A genetic analysis of urine and prostate tissue of roughly 600 men both with and without prostate cancer was conducted as part of the research. Out of the five species of bacteria discovered by the scientists, three were identified for the first time. These species were associated with the 'rapid progression' of the aggressive cancer cells.
The results of the examination made it easy for the researchers to deduce that the freshly discovered bacteria could be a prospective sign of danger, as men with more than one bacteria species in their prostate or tumor tissue were had high chances of developing an advanced form of prostate cancer in comparison to men who did not, a 2.6 times high chance as reported by the Guardian.
Dr. Hayley Luxton of Prostate Cancer UK, which co-funded the research said, "this is an exciting discovery that has the potential to truly revolutionize treatment for men."
According to an Indian newspaper Indian Express, Dr. Anish Kumar Gupta, andrologist, urologist, urological surgeon, and sexologist, explains that, "prostate cancer remains one of the least talked about cancers in the general public, at least in India. Hence there remains a great deal of confusion surrounding this disease as men either have notions of their own, unsubstantiated by medical information, or change the topic or just joke about it."
Lead scientist Colin Cooper, a professor of cancer genetics at the University of East Anglia, states that it might be possible that the bacteria do not play an active role in the disease. A better explanation will be the example of men with more aggressive prostate cancer that might have an immune system deficiency due to which the bacteria can start growing. However, the research findings have led the scientists to strongly believe that the microbes are involved.
Prof. Cooper says, "if you knew for sure that a species of bacteria was causing prostate cancer, you could work out an antibiotic to remove it and that would prevent progression, one would hope. But this is not as straightforward as it sounds, as there are many complications. Antibiotics don't get into the prostate very well and you would need to choose an antibiotic that only kills certain bacteria."
Prof Rosalind Eeles, a cancer geneticist on the study at the Institute of Cancer Research in London, said it was a "very interesting result" to find "novel micro-organisms" in prostate cancer cases. She adds further that, "it is not yet known if they are causative but if this could be proven then we have a potential route for prevention. The way that we may be able to prove this is to look to see if these organisms are never found in prostate samples which have no cancer."

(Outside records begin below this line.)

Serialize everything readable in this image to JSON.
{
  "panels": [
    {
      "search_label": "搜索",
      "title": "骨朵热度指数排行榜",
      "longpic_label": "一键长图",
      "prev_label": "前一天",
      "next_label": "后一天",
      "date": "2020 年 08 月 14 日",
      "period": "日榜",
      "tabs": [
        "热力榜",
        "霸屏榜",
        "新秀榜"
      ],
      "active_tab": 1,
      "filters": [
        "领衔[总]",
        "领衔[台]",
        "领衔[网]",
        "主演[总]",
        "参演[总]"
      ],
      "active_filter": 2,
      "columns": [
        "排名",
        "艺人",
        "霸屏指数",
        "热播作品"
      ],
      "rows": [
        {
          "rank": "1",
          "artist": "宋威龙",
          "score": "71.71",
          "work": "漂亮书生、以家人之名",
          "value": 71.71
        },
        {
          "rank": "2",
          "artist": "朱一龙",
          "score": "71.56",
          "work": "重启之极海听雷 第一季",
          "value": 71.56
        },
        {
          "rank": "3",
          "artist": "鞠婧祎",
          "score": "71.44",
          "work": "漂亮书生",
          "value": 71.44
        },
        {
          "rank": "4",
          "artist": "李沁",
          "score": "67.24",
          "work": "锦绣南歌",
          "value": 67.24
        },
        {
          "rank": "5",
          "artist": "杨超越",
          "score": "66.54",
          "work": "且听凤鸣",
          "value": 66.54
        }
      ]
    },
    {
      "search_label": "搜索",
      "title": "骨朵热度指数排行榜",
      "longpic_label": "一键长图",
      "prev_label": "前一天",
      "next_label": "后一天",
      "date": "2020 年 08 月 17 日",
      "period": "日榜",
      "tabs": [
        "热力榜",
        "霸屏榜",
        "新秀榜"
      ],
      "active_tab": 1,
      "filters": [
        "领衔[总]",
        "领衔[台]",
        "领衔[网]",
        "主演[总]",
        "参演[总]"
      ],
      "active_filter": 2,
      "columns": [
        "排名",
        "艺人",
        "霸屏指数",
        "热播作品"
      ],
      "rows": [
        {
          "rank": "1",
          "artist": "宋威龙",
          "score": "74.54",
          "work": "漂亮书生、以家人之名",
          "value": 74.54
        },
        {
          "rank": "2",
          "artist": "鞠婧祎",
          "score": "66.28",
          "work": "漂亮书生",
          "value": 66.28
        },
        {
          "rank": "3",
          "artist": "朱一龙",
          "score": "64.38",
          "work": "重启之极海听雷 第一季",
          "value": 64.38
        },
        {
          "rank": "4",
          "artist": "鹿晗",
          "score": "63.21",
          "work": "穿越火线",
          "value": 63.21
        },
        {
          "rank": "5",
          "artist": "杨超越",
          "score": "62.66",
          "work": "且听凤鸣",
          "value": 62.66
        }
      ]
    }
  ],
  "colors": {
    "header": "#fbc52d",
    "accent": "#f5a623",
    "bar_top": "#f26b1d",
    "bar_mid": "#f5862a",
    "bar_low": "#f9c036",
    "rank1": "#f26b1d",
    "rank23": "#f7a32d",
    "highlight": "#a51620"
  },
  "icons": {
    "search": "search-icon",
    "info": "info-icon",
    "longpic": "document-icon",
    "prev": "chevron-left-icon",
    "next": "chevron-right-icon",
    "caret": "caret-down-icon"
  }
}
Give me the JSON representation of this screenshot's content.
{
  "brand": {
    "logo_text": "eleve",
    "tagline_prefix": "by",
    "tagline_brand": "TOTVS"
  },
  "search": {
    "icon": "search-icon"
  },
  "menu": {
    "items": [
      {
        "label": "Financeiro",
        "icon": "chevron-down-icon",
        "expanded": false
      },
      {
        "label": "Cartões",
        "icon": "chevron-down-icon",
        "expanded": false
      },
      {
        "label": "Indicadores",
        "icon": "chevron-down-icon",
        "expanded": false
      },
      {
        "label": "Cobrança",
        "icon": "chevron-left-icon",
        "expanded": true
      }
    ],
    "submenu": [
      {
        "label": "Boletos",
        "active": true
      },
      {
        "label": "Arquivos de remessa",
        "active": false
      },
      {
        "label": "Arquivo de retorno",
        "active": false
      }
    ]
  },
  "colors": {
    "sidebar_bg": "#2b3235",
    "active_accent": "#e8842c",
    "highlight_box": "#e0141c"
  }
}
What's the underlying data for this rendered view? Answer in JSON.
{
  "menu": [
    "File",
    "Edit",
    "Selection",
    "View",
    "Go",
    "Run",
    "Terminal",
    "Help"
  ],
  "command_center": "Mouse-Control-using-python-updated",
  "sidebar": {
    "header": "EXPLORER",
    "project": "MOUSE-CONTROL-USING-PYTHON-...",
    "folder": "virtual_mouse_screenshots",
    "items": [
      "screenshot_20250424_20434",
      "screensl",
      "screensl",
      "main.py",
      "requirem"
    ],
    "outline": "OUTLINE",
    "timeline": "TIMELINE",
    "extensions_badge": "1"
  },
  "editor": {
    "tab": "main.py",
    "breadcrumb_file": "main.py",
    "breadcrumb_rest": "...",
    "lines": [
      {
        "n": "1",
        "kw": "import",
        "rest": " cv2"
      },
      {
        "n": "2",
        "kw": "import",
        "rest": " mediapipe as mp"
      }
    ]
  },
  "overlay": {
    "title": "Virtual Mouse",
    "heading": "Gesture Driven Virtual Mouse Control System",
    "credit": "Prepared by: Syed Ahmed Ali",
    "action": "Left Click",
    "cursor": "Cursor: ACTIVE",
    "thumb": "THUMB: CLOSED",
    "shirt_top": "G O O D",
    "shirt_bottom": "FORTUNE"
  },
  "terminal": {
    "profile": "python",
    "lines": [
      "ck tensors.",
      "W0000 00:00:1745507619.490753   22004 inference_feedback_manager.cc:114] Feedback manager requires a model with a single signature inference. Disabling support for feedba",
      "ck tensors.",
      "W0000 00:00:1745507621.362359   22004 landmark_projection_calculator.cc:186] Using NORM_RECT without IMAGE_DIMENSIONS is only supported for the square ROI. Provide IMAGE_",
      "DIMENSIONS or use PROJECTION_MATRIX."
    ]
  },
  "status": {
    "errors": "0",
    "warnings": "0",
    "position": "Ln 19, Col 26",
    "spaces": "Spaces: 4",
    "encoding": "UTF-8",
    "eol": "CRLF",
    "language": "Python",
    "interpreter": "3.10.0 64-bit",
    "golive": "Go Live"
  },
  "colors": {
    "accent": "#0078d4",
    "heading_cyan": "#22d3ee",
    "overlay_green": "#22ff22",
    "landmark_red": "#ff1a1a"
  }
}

Dr Luxton believes that since there exists no definite approach to identify such aggressive prostate cancers this study could assist in providing the correct treatment for men. He explains, "if the team can demonstrate that these newly identified bacteria can not only predict, but actually cause aggressive prostate cancer, for the first time we may actually be able to prevent prostate cancer occurring. This would be a huge breakthrough that could save thousands of lives each year."